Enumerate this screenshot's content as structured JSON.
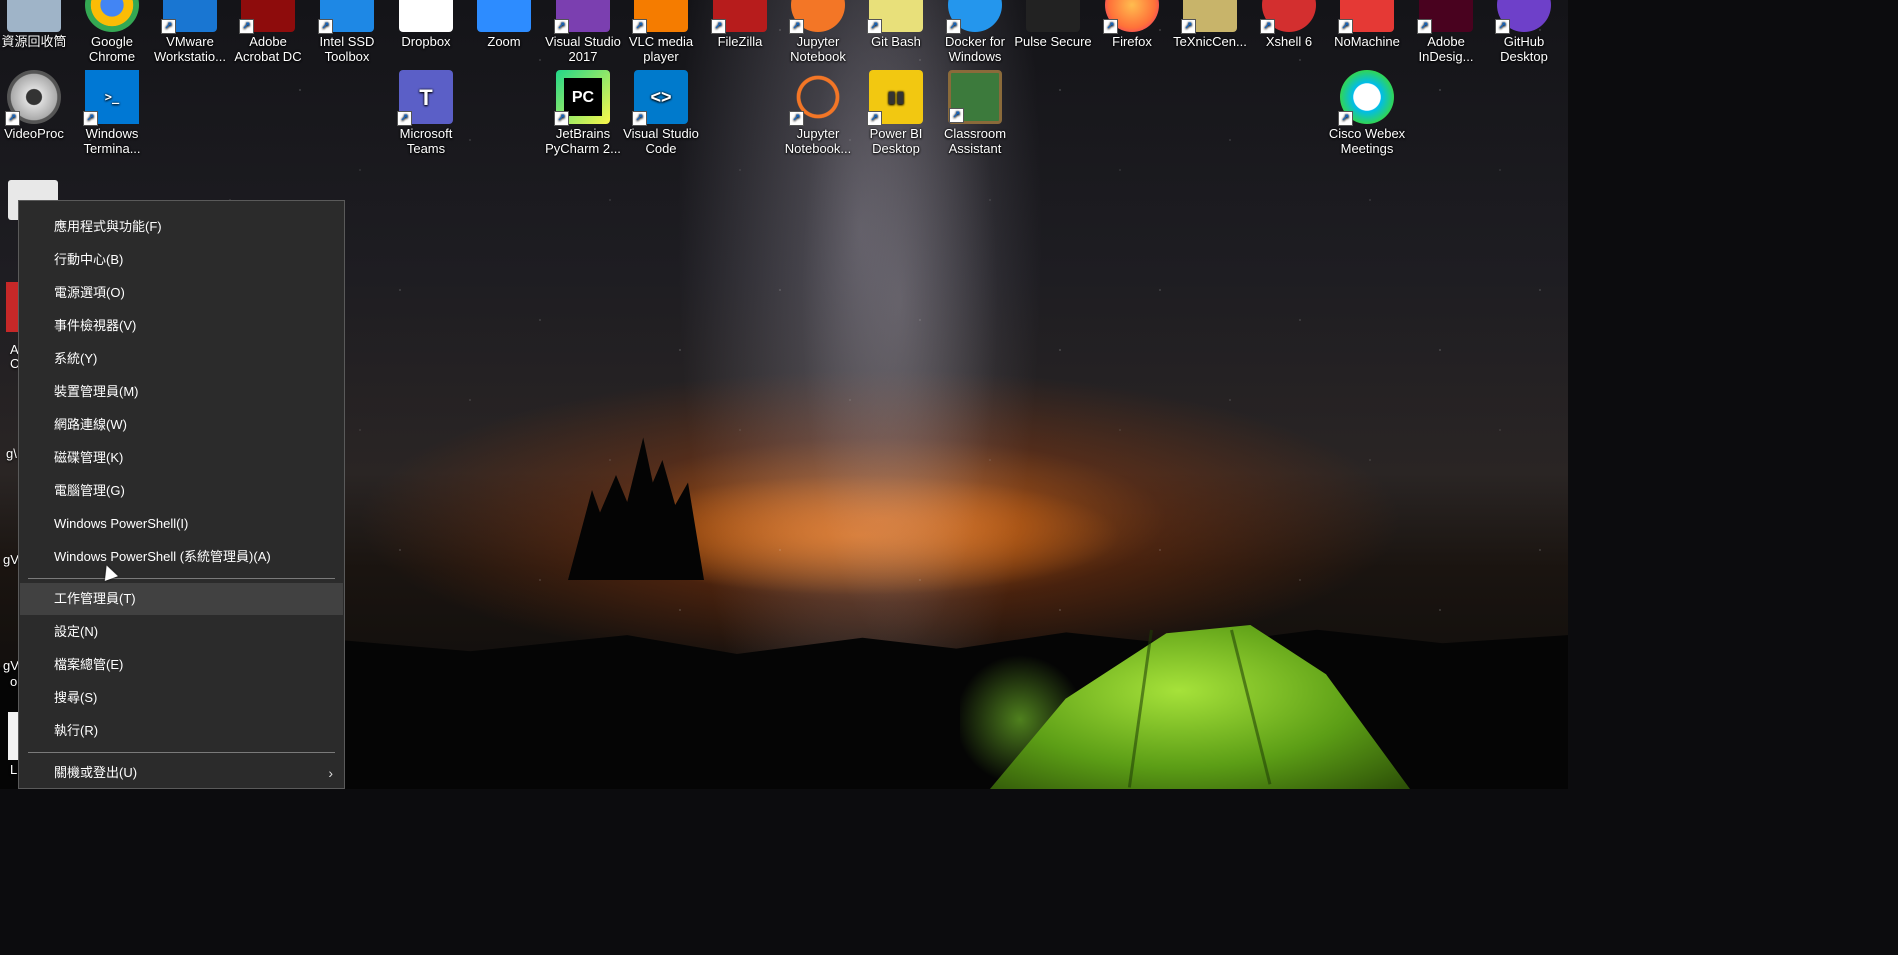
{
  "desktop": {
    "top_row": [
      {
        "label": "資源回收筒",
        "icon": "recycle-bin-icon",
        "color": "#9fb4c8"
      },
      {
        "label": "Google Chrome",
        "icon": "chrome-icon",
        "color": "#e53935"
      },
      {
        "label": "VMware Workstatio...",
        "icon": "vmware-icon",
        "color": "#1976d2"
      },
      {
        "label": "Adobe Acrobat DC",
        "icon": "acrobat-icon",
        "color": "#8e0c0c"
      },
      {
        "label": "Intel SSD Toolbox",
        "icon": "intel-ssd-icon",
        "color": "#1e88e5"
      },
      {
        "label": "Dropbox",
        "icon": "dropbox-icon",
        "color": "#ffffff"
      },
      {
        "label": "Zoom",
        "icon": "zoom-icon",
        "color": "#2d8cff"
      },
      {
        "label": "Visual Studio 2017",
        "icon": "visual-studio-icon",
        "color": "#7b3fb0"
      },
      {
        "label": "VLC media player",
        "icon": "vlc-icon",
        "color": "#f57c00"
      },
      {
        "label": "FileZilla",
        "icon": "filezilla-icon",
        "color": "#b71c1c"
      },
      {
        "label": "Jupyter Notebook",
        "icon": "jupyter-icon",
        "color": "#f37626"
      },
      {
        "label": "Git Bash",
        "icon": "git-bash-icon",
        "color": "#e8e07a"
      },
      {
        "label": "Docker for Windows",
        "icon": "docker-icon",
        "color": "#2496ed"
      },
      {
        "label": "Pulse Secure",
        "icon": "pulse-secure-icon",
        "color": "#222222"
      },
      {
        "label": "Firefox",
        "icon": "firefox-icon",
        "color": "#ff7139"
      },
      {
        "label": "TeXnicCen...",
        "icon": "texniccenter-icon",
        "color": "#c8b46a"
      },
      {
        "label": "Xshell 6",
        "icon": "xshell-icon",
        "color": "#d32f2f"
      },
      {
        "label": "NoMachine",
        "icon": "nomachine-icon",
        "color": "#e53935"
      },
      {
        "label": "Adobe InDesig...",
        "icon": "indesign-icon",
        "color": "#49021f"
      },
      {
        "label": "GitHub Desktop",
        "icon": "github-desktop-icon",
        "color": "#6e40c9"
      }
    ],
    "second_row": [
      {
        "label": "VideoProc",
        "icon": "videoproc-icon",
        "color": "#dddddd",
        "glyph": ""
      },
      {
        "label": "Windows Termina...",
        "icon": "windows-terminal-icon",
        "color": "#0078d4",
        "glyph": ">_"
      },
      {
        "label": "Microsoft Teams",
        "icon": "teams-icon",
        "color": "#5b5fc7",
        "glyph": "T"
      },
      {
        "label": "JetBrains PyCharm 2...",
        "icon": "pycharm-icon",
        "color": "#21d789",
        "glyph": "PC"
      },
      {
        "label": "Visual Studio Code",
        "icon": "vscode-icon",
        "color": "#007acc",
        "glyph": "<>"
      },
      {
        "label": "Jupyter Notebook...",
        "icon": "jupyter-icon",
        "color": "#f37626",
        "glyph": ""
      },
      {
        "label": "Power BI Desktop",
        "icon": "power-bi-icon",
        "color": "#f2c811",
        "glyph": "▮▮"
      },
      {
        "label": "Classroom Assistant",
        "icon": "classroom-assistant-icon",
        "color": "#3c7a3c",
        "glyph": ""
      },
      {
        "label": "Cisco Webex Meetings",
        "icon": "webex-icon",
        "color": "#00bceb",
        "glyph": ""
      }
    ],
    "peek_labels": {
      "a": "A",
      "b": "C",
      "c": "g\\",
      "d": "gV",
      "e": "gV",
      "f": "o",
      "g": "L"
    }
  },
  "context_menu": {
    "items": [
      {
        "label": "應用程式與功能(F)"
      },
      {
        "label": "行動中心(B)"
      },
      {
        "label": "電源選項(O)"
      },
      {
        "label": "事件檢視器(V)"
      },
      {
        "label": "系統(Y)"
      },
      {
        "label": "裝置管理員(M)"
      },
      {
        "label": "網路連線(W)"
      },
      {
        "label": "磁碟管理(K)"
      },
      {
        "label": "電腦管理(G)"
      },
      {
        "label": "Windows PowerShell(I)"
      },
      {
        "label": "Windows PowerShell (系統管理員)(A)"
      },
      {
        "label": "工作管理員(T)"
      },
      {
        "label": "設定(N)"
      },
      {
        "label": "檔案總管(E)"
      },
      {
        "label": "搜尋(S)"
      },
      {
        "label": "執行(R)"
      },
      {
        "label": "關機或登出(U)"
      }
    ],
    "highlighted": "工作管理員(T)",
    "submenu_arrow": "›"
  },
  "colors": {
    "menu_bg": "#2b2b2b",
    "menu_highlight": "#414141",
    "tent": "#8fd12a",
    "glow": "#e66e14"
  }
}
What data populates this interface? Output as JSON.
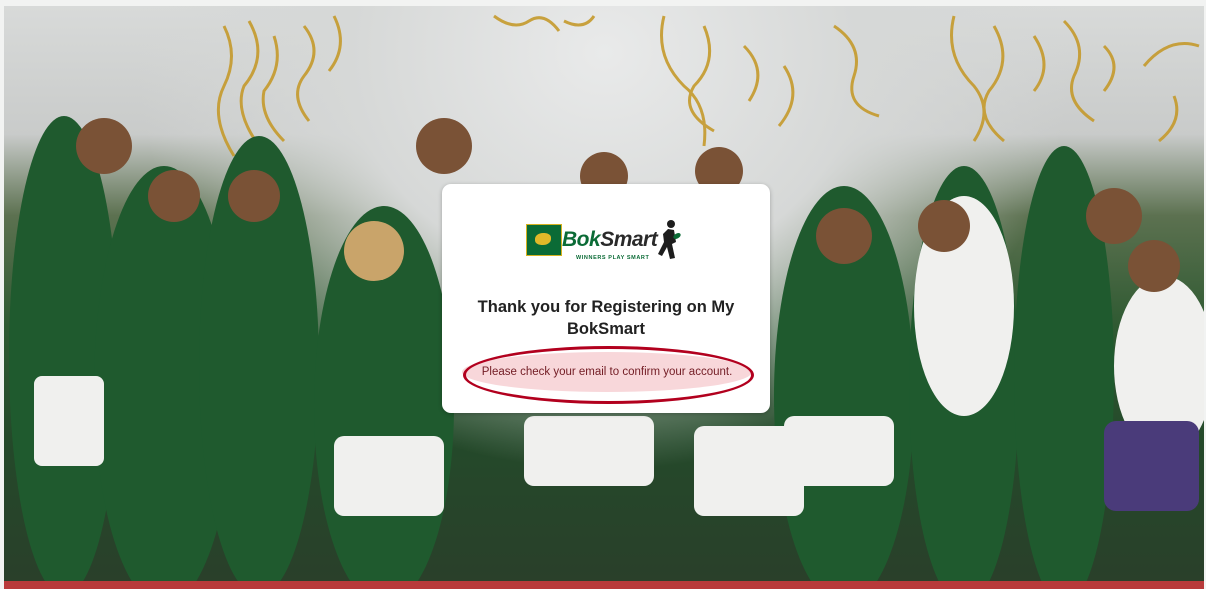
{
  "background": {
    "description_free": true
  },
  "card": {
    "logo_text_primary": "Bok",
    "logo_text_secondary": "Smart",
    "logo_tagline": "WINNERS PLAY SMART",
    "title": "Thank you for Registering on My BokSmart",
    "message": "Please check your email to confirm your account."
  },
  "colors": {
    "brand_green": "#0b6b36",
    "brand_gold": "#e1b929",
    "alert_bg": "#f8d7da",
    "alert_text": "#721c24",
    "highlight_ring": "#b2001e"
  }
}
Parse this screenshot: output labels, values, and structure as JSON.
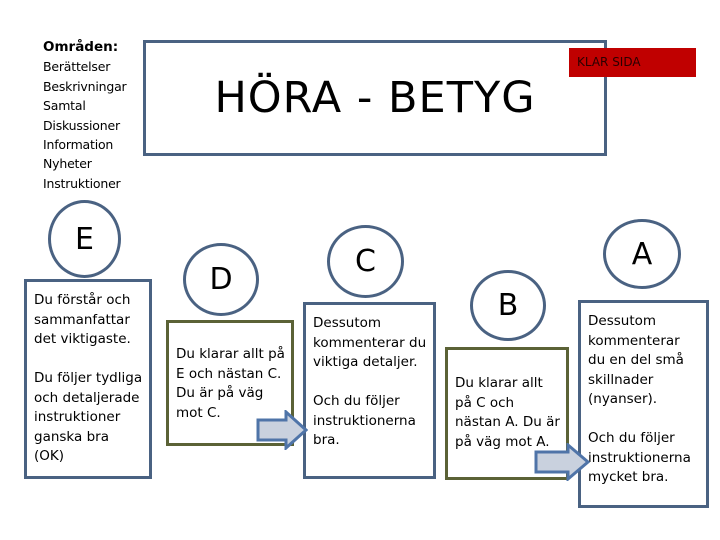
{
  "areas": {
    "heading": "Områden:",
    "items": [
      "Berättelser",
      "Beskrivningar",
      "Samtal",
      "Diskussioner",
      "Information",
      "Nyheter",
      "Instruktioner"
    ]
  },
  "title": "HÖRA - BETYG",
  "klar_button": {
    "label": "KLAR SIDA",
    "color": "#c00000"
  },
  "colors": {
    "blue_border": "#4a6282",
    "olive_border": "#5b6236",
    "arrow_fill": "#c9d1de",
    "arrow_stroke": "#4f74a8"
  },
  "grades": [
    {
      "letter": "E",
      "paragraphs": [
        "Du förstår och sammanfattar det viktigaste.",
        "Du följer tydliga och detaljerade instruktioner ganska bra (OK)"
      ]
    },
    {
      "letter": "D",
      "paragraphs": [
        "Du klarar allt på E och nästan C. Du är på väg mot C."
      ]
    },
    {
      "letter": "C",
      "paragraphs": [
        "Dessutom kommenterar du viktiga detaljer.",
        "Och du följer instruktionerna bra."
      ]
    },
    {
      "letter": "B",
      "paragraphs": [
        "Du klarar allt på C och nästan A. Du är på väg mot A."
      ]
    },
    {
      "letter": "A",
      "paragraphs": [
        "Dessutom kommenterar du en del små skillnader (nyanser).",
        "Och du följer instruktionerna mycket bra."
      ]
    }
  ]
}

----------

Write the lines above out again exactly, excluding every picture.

Enumerate this screenshot's content as structured JSON.
{
  "desktop": {
    "top_row": [
      {
        "label": "資源回收筒",
        "icon": "recycle-bin-icon",
        "color": "#9fb4c8"
      },
      {
        "label": "Google Chrome",
        "icon": "chrome-icon",
        "color": "#e53935"
      },
      {
        "label": "VMware Workstatio...",
        "icon": "vmware-icon",
        "color": "#1976d2"
      },
      {
        "label": "Adobe Acrobat DC",
        "icon": "acrobat-icon",
        "color": "#8e0c0c"
      },
      {
        "label": "Intel SSD Toolbox",
        "icon": "intel-ssd-icon",
        "color": "#1e88e5"
      },
      {
        "label": "Dropbox",
        "icon": "dropbox-icon",
        "color": "#ffffff"
      },
      {
        "label": "Zoom",
        "icon": "zoom-icon",
        "color": "#2d8cff"
      },
      {
        "label": "Visual Studio 2017",
        "icon": "visual-studio-icon",
        "color": "#7b3fb0"
      },
      {
        "label": "VLC media player",
        "icon": "vlc-icon",
        "color": "#f57c00"
      },
      {
        "label": "FileZilla",
        "icon": "filezilla-icon",
        "color": "#b71c1c"
      },
      {
        "label": "Jupyter Notebook",
        "icon": "jupyter-icon",
        "color": "#f37626"
      },
      {
        "label": "Git Bash",
        "icon": "git-bash-icon",
        "color": "#e8e07a"
      },
      {
        "label": "Docker for Windows",
        "icon": "docker-icon",
        "color": "#2496ed"
      },
      {
        "label": "Pulse Secure",
        "icon": "pulse-secure-icon",
        "color": "#222222"
      },
      {
        "label": "Firefox",
        "icon": "firefox-icon",
        "color": "#ff7139"
      },
      {
        "label": "TeXnicCen...",
        "icon": "texniccenter-icon",
        "color": "#c8b46a"
      },
      {
        "label": "Xshell 6",
        "icon": "xshell-icon",
        "color": "#d32f2f"
      },
      {
        "label": "NoMachine",
        "icon": "nomachine-icon",
        "color": "#e53935"
      },
      {
        "label": "Adobe InDesig...",
        "icon": "indesign-icon",
        "color": "#49021f"
      },
      {
        "label": "GitHub Desktop",
        "icon": "github-desktop-icon",
        "color": "#6e40c9"
      }
    ],
    "second_row": [
      {
        "label": "VideoProc",
        "icon": "videoproc-icon",
        "color": "#dddddd",
        "glyph": ""
      },
      {
        "label": "Windows Termina...",
        "icon": "windows-terminal-icon",
        "color": "#0078d4",
        "glyph": ">_"
      },
      {
        "label": "Microsoft Teams",
        "icon": "teams-icon",
        "color": "#5b5fc7",
        "glyph": "T"
      },
      {
        "label": "JetBrains PyCharm 2...",
        "icon": "pycharm-icon",
        "color": "#21d789",
        "glyph": "PC"
      },
      {
        "label": "Visual Studio Code",
        "icon": "vscode-icon",
        "color": "#007acc",
        "glyph": "<>"
      },
      {
        "label": "Jupyter Notebook...",
        "icon": "jupyter-icon",
        "color": "#f37626",
        "glyph": ""
      },
      {
        "label": "Power BI Desktop",
        "icon": "power-bi-icon",
        "color": "#f2c811",
        "glyph": "▮▮"
      },
      {
        "label": "Classroom Assistant",
        "icon": "classroom-assistant-icon",
        "color": "#3c7a3c",
        "glyph": ""
      },
      {
        "label": "Cisco Webex Meetings",
        "icon": "webex-icon",
        "color": "#00bceb",
        "glyph": ""
      }
    ],
    "peek_labels": {
      "a": "A",
      "b": "C",
      "c": "g\\",
      "d": "gV",
      "e": "gV",
      "f": "o",
      "g": "L"
    }
  },
  "context_menu": {
    "items": [
      {
        "label": "應用程式與功能(F)"
      },
      {
        "label": "行動中心(B)"
      },
      {
        "label": "電源選項(O)"
      },
      {
        "label": "事件檢視器(V)"
      },
      {
        "label": "系統(Y)"
      },
      {
        "label": "裝置管理員(M)"
      },
      {
        "label": "網路連線(W)"
      },
      {
        "label": "磁碟管理(K)"
      },
      {
        "label": "電腦管理(G)"
      },
      {
        "label": "Windows PowerShell(I)"
      },
      {
        "label": "Windows PowerShell (系統管理員)(A)"
      },
      {
        "label": "工作管理員(T)"
      },
      {
        "label": "設定(N)"
      },
      {
        "label": "檔案總管(E)"
      },
      {
        "label": "搜尋(S)"
      },
      {
        "label": "執行(R)"
      },
      {
        "label": "關機或登出(U)"
      }
    ],
    "highlighted": "工作管理員(T)",
    "submenu_arrow": "›"
  },
  "colors": {
    "menu_bg": "#2b2b2b",
    "menu_highlight": "#414141",
    "tent": "#8fd12a",
    "glow": "#e66e14"
  }
}
What data populates this interface? Output as JSON.
{
  "background": {
    "description_free": true
  },
  "card": {
    "logo_text_primary": "Bok",
    "logo_text_secondary": "Smart",
    "logo_tagline": "WINNERS PLAY SMART",
    "title": "Thank you for Registering on My BokSmart",
    "message": "Please check your email to confirm your account."
  },
  "colors": {
    "brand_green": "#0b6b36",
    "brand_gold": "#e1b929",
    "alert_bg": "#f8d7da",
    "alert_text": "#721c24",
    "highlight_ring": "#b2001e"
  }
}
Parse this screenshot: output labels, values, and structure as JSON.
{
  "areas": {
    "heading": "Områden:",
    "items": [
      "Berättelser",
      "Beskrivningar",
      "Samtal",
      "Diskussioner",
      "Information",
      "Nyheter",
      "Instruktioner"
    ]
  },
  "title": "HÖRA - BETYG",
  "klar_button": {
    "label": "KLAR SIDA",
    "color": "#c00000"
  },
  "colors": {
    "blue_border": "#4a6282",
    "olive_border": "#5b6236",
    "arrow_fill": "#c9d1de",
    "arrow_stroke": "#4f74a8"
  },
  "grades": [
    {
      "letter": "E",
      "paragraphs": [
        "Du förstår och sammanfattar det viktigaste.",
        "Du följer tydliga och detaljerade instruktioner ganska bra (OK)"
      ]
    },
    {
      "letter": "D",
      "paragraphs": [
        "Du klarar allt på E och nästan C. Du är på väg mot C."
      ]
    },
    {
      "letter": "C",
      "paragraphs": [
        "Dessutom kommenterar du viktiga detaljer.",
        "Och du följer instruktionerna bra."
      ]
    },
    {
      "letter": "B",
      "paragraphs": [
        "Du klarar allt på C och nästan A. Du är på väg mot A."
      ]
    },
    {
      "letter": "A",
      "paragraphs": [
        "Dessutom kommenterar du en del små skillnader (nyanser).",
        "Och du följer instruktionerna mycket bra."
      ]
    }
  ]
}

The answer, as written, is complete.